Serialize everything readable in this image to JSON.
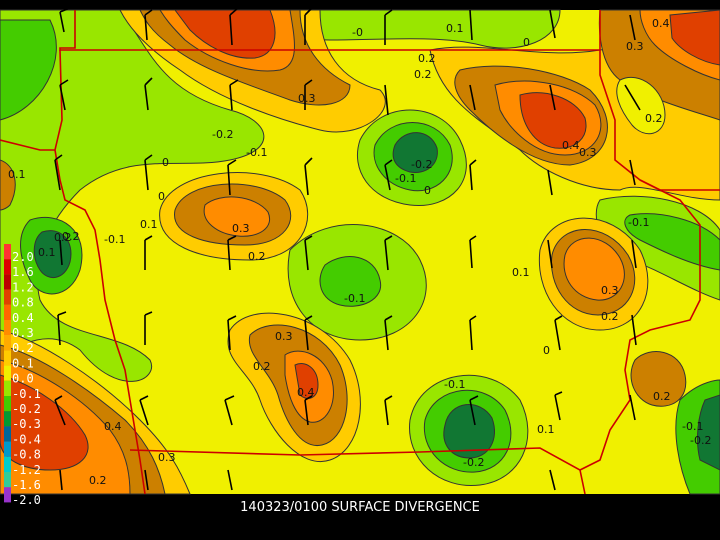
{
  "caption": "140323/0100 SURFACE DIVERGENCE",
  "background_color": "#000000",
  "colors": {
    "pos_0.0": "#99e600",
    "pos_0.1": "#f0f000",
    "pos_0.2": "#ffcc00",
    "pos_0.3": "#cc8000",
    "pos_0.4": "#ff8c00",
    "pos_0.8": "#e04000",
    "neg_-0.1": "#66dd00",
    "neg_-0.2": "#22aa22",
    "neg_-0.3": "#117733",
    "boundary": "#cc0000",
    "contour": "#333333",
    "barb": "#000000"
  },
  "legend": [
    {
      "label": "2.0",
      "color": "#ff3333"
    },
    {
      "label": "1.6",
      "color": "#dd0000"
    },
    {
      "label": "1.2",
      "color": "#bb0000"
    },
    {
      "label": "0.8",
      "color": "#e04000"
    },
    {
      "label": "0.4",
      "color": "#ff6600"
    },
    {
      "label": "0.3",
      "color": "#ff8c00"
    },
    {
      "label": "0.2",
      "color": "#ffaa00"
    },
    {
      "label": "0.1",
      "color": "#ffcc00"
    },
    {
      "label": "0.0",
      "color": "#f0f000"
    },
    {
      "label": "-0.1",
      "color": "#99e600"
    },
    {
      "label": "-0.2",
      "color": "#44cc00"
    },
    {
      "label": "-0.3",
      "color": "#009933"
    },
    {
      "label": "-0.4",
      "color": "#006699"
    },
    {
      "label": "-0.8",
      "color": "#0099cc"
    },
    {
      "label": "-1.2",
      "color": "#00cccc"
    },
    {
      "label": "-1.6",
      "color": "#33cc99"
    },
    {
      "label": "-2.0",
      "color": "#9933cc"
    }
  ],
  "contour_labels": [
    "-0",
    "0.1",
    "0",
    "0.3",
    "0.4",
    "0.2",
    "0.2",
    "0.3",
    "-0.2",
    "-0.1",
    "0.4",
    "0.3",
    "0.2",
    "-0.2",
    "-0.1",
    "0",
    "0.1",
    "0",
    "0.3",
    "0.1",
    "0.2",
    "-0.1",
    "0.1",
    "-0.1",
    "0.2",
    "-0.1",
    "0.3",
    "0.2",
    "0.3",
    "0.2",
    "0.4",
    "-0.1",
    "0",
    "0.4",
    "0.3",
    "0.2",
    "0.1",
    "-0.2",
    "0.2",
    "-0.1",
    "-0.2",
    "0.1",
    "0.2",
    "0"
  ]
}
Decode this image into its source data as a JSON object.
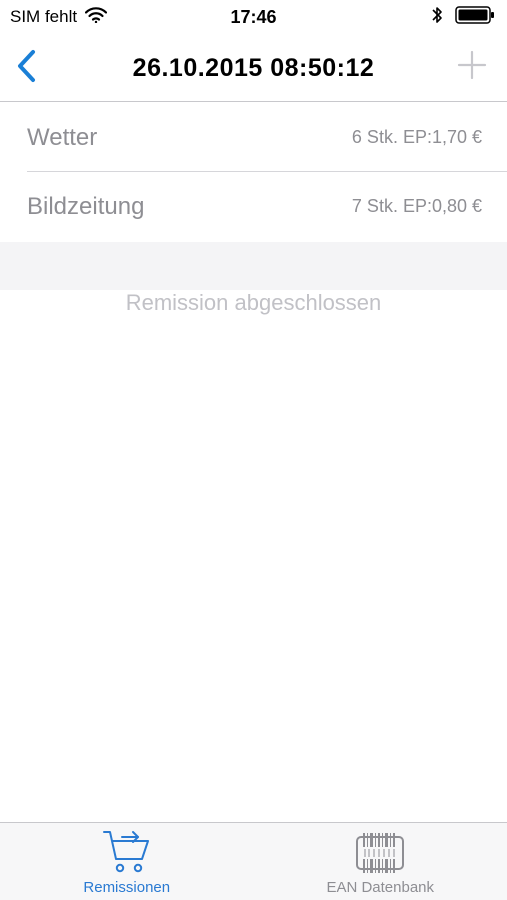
{
  "status_bar": {
    "carrier": "SIM fehlt",
    "time": "17:46",
    "wifi_icon": "wifi-icon",
    "bluetooth_icon": "bluetooth-icon",
    "battery_icon": "battery-icon"
  },
  "nav": {
    "title": "26.10.2015 08:50:12",
    "back_icon": "chevron-left-icon",
    "add_icon": "plus-icon",
    "accent_color": "#1a7fd6",
    "add_disabled_color": "#c7c7cc"
  },
  "items": [
    {
      "name": "Wetter",
      "detail": "6 Stk. EP:1,70 €"
    },
    {
      "name": "Bildzeitung",
      "detail": "7 Stk. EP:0,80 €"
    }
  ],
  "message": "Remission abgeschlossen",
  "tabs": [
    {
      "label": "Remissionen",
      "icon": "cart-return-icon",
      "active": true
    },
    {
      "label": "EAN Datenbank",
      "icon": "barcode-icon",
      "active": false
    }
  ]
}
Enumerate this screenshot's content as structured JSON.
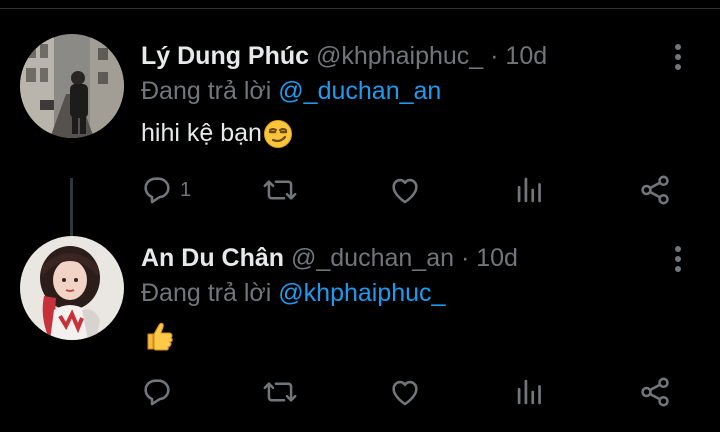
{
  "tweets": [
    {
      "name": "Lý Dung Phúc",
      "handle": "@khphaiphuc_",
      "separator": "·",
      "time": "10d",
      "reply_prefix": "Đang trả lời",
      "reply_to": "@_duchan_an",
      "text": "hihi kệ bạn",
      "emoji": "smirking-face",
      "reply_count": "1",
      "icons": [
        "reply-icon",
        "retweet-icon",
        "like-icon",
        "analytics-icon",
        "share-icon",
        "more-icon"
      ]
    },
    {
      "name": "An Du Chân",
      "handle": "@_duchan_an",
      "separator": "·",
      "time": "10d",
      "reply_prefix": "Đang trả lời",
      "reply_to": "@khphaiphuc_",
      "text": "",
      "emoji": "thumbs-up",
      "reply_count": "",
      "icons": [
        "reply-icon",
        "retweet-icon",
        "like-icon",
        "analytics-icon",
        "share-icon",
        "more-icon"
      ]
    }
  ],
  "colors": {
    "background": "#000000",
    "primary_text": "#e7e9ea",
    "secondary_text": "#71767b",
    "mention": "#1d9bf0",
    "thread_line": "#333639"
  }
}
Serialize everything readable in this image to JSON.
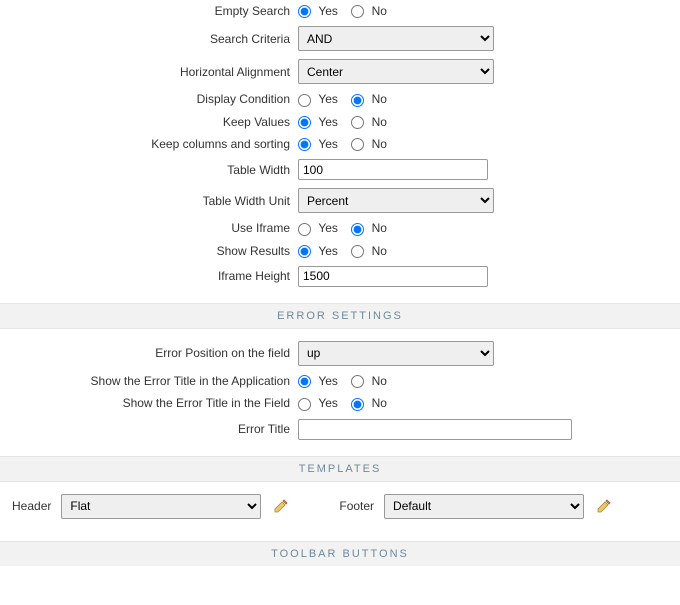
{
  "labels": {
    "empty_search": "Empty Search",
    "search_criteria": "Search Criteria",
    "horizontal_alignment": "Horizontal Alignment",
    "display_condition": "Display Condition",
    "keep_values": "Keep Values",
    "keep_columns_sorting": "Keep columns and sorting",
    "table_width": "Table Width",
    "table_width_unit": "Table Width Unit",
    "use_iframe": "Use Iframe",
    "show_results": "Show Results",
    "iframe_height": "Iframe Height",
    "error_position": "Error Position on the field",
    "show_error_title_app": "Show the Error Title in the Application",
    "show_error_title_field": "Show the Error Title in the Field",
    "error_title": "Error Title",
    "header": "Header",
    "footer": "Footer"
  },
  "radio": {
    "yes": "Yes",
    "no": "No"
  },
  "values": {
    "empty_search": "yes",
    "search_criteria": "AND",
    "horizontal_alignment": "Center",
    "display_condition": "no",
    "keep_values": "yes",
    "keep_columns_sorting": "yes",
    "table_width": "100",
    "table_width_unit": "Percent",
    "use_iframe": "no",
    "show_results": "yes",
    "iframe_height": "1500",
    "error_position": "up",
    "show_error_title_app": "yes",
    "show_error_title_field": "no",
    "error_title": "",
    "header_template": "Flat",
    "footer_template": "Default"
  },
  "sections": {
    "error_settings": "ERROR SETTINGS",
    "templates": "TEMPLATES",
    "toolbar_buttons": "TOOLBAR BUTTONS"
  }
}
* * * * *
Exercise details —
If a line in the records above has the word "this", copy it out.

Task solution —
Serialize everything readable in this image to JSON.
Decode this image into its source data as a JSON object.
Enumerate this screenshot's content as structured JSON.
Serialize everything readable in this image to JSON.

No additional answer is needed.